__Assignment__: Reproduce the data in full, exactly as given, leaving images out.
________________________________________
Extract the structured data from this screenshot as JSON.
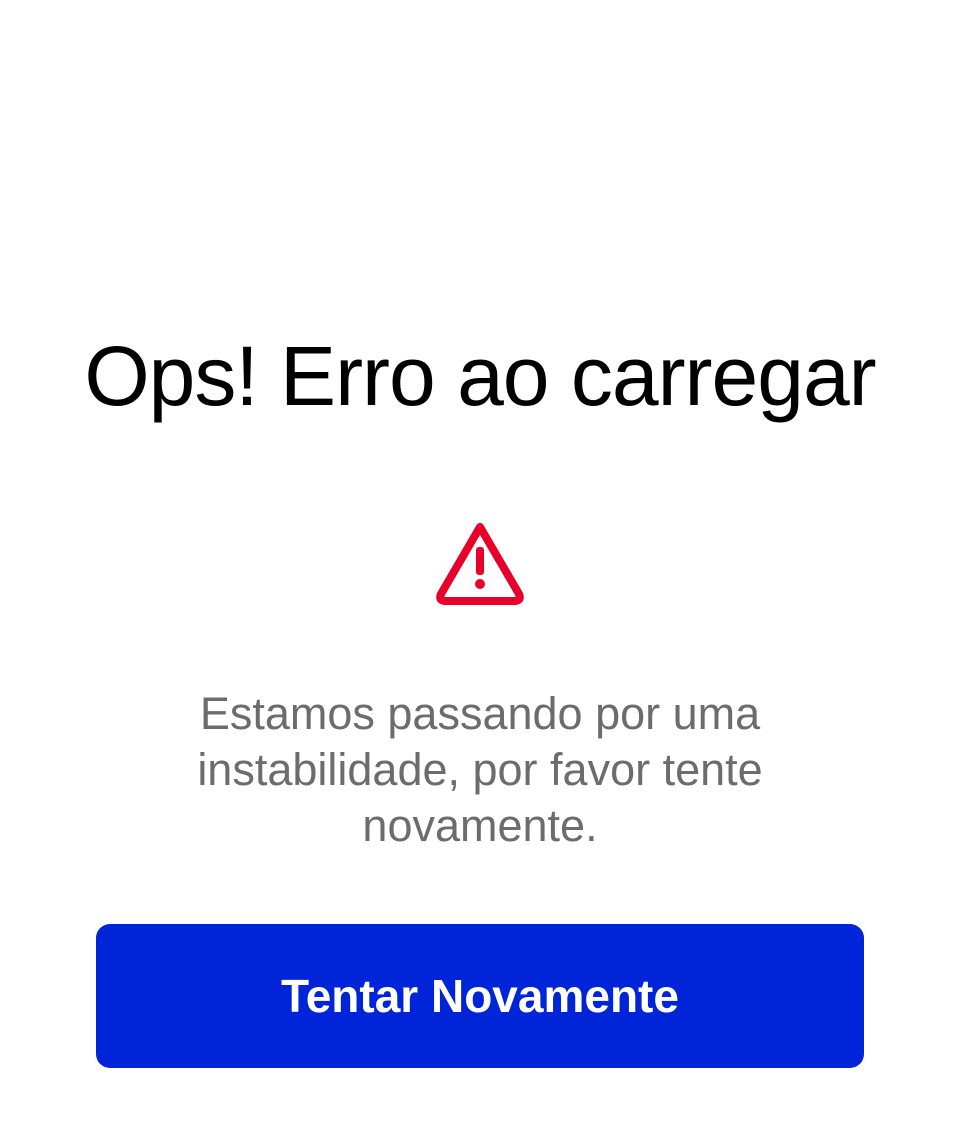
{
  "error_screen": {
    "title": "Ops! Erro ao carregar",
    "icon": "warning-triangle-icon",
    "message": "Estamos passando por uma instabilidade, por favor tente novamente.",
    "retry_label": "Tentar Novamente"
  },
  "colors": {
    "warning": "#e8002a",
    "button": "#0025d8",
    "message_text": "#6c6c6c"
  }
}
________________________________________
__Worked solution__:
Extract the structured data from this screenshot as JSON.
{
  "error_screen": {
    "title": "Ops! Erro ao carregar",
    "icon": "warning-triangle-icon",
    "message": "Estamos passando por uma instabilidade, por favor tente novamente.",
    "retry_label": "Tentar Novamente"
  },
  "colors": {
    "warning": "#e8002a",
    "button": "#0025d8",
    "message_text": "#6c6c6c"
  }
}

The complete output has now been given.